The Acropolis is the most important ancient site of the Western world, with the Parthenon overlooking all of Athens below it. That's the largest Doric temple ever built in Greece, created in 447 BC as the home of the great statue of Athena. Next to it stands the Erechtheion, the supreme example of Ionic architecture. It served as a temple dedicated to Athena and Poseidon, and is instantly recognized due to its much-photographed columns of female figures.
Benaki Museum - ©UCityGuides.com
Found at the southern base of the Acropolis, the Acropolis Museum incorporates ruins found during its construction. Partially opened in 2008 and fully accessible in early 2009, it houses the fascinating archaeological treasures of the Acropolis.
You should also not miss the National Archaeological Museum, one of the world's greatest museums. It houses most of the important finds from ancient Greece, including a huge bronze statue from 460 BC depicting Zeus or Poseidon (no one knows which), and superb prehistoric and bronze collections.
Other national treasures are found in the National Art Gallery. In addition to centuries-old Greek art it also includes European masters and contemporary works from the country's leading artists.
The Benaki Museum is also worth a look, a fine private collection containing art from around Europe and Asia. Among the highlights are Bronze Age and Egyptian treasures, together with Greek regional costumes.
Also outstanding is the Byzantine Museum, with its collection of Christian art from the 4th to the 15th centuries, including rare scriptures, paintings, pottery, and manuscripts.
The Temple of Olympian Zeus is the largest temple in Greece, begun in the 6th century BC. It originally featured a colossal statue of Zeus and had 104 Corinthian columns, of which only 15 remain standing.
The OAKA Athens Olympic Sports Complex is the city's most recent landmark, a massive stadium designed by Santiago Calatrava where the 2004 Olympics took place. You can visit it on an organized tour to better appreciate its futuristic design.
Plaka district - ©UCityGuides.com
Most Athenians and tourists do their shopping down the pedestrian Ermou Street, while at night they move on to the trendy bars of Psyri. Others prefer to go by the sea, and choose the suburb of Glyfadas.
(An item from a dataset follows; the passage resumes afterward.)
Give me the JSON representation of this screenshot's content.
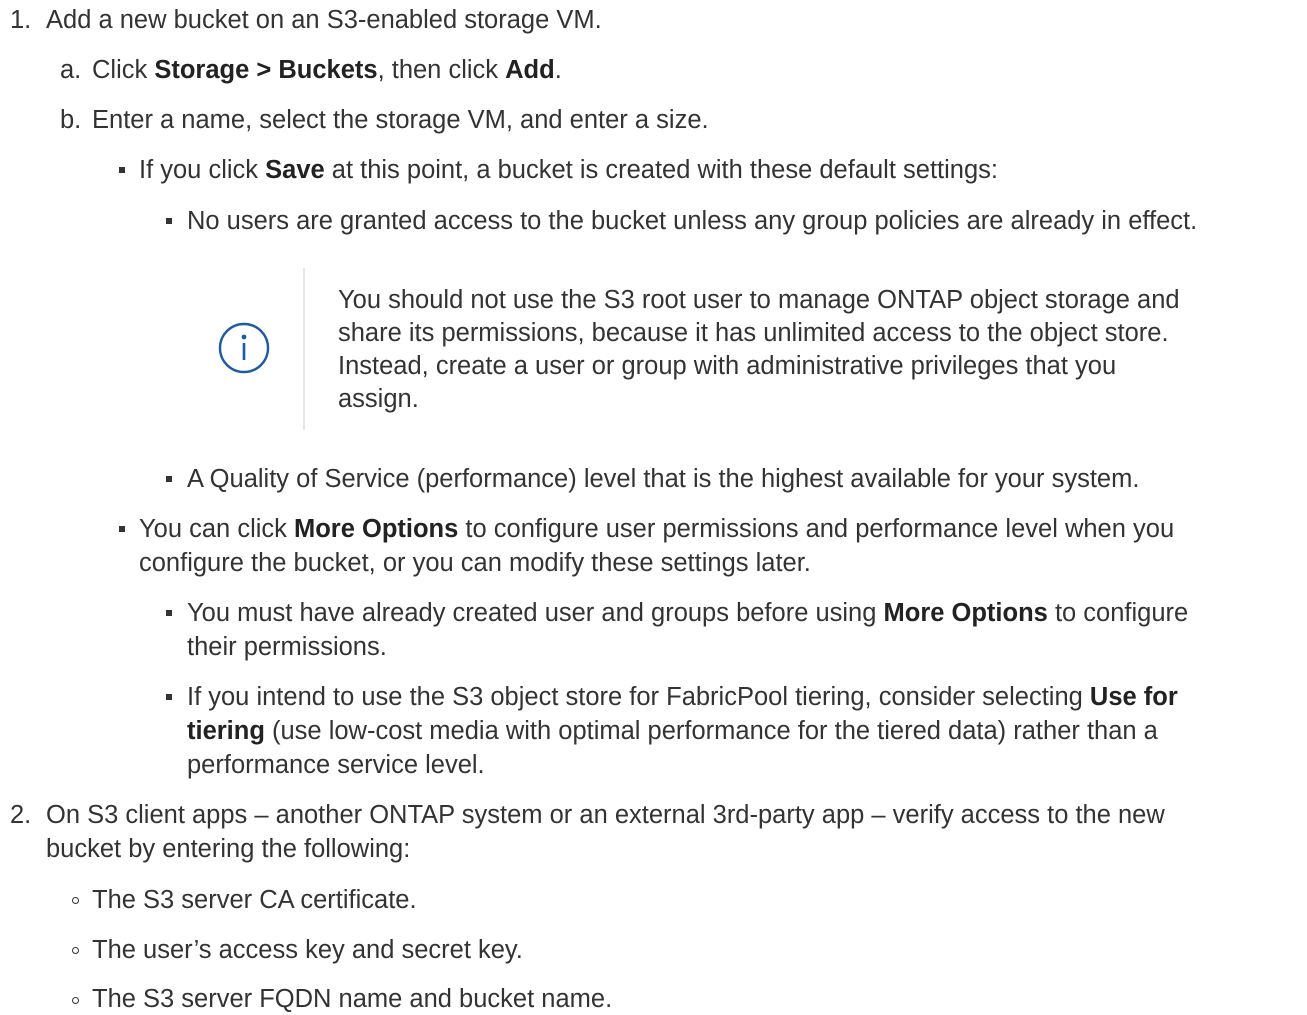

If you rather enjoy the city life, walk from Syntagma Square (overlooked by the Parliament Building) down Stadhiou Street to Omonia Square, from where you then go down Athinas Street to visit the city's central market. It also leads to Kotzia Square overlooked by the neoclassical Town Hall, and Monastiraki Square, welcoming you to the oldest part of the city. That's where you'll find the most touristy shops and restaurants, especially in picturesque Plaka, a mostly pedestrianized neighborhood.
Athens' major shopping areas are Kolonaki (with Stadhiou, Voukourestiou, and Anagnostopoulou as the streets with the biggest concentration of major labels) and the pedestrianized Ermou Street with all of the mainstream chain stores for clothing and footwear. Also worth a browse is the popular Monastiraki Flea Market, the place for antiques, collectibles, and clothes, while for more upscale shopping, the Attica department store is the place to go.
Coffee is more expensive in Athens that in anywhere else in Europe, maybe because people just sit at cafés to have coffee for hours and that's how the space they're taking is paid. A café is also used for people-watching and meeting friends, and with such good weather most of the time, many sit at tables outside.
When it's time for a fuller meal, a traditional taverna is still the choice for many. You should try one too, although there are now modern versions with reinvented classic dishes and contemporary décor.
All other restaurants are diversifying the city's dining choices, with new ethnic menus and innovative chefs. While most tourists end up eating in the atmospheric Plaka district, in most cases the restaurants there are touristy and ordinary. Instead, choose one of the increasingly sophisticated choices elsewhere.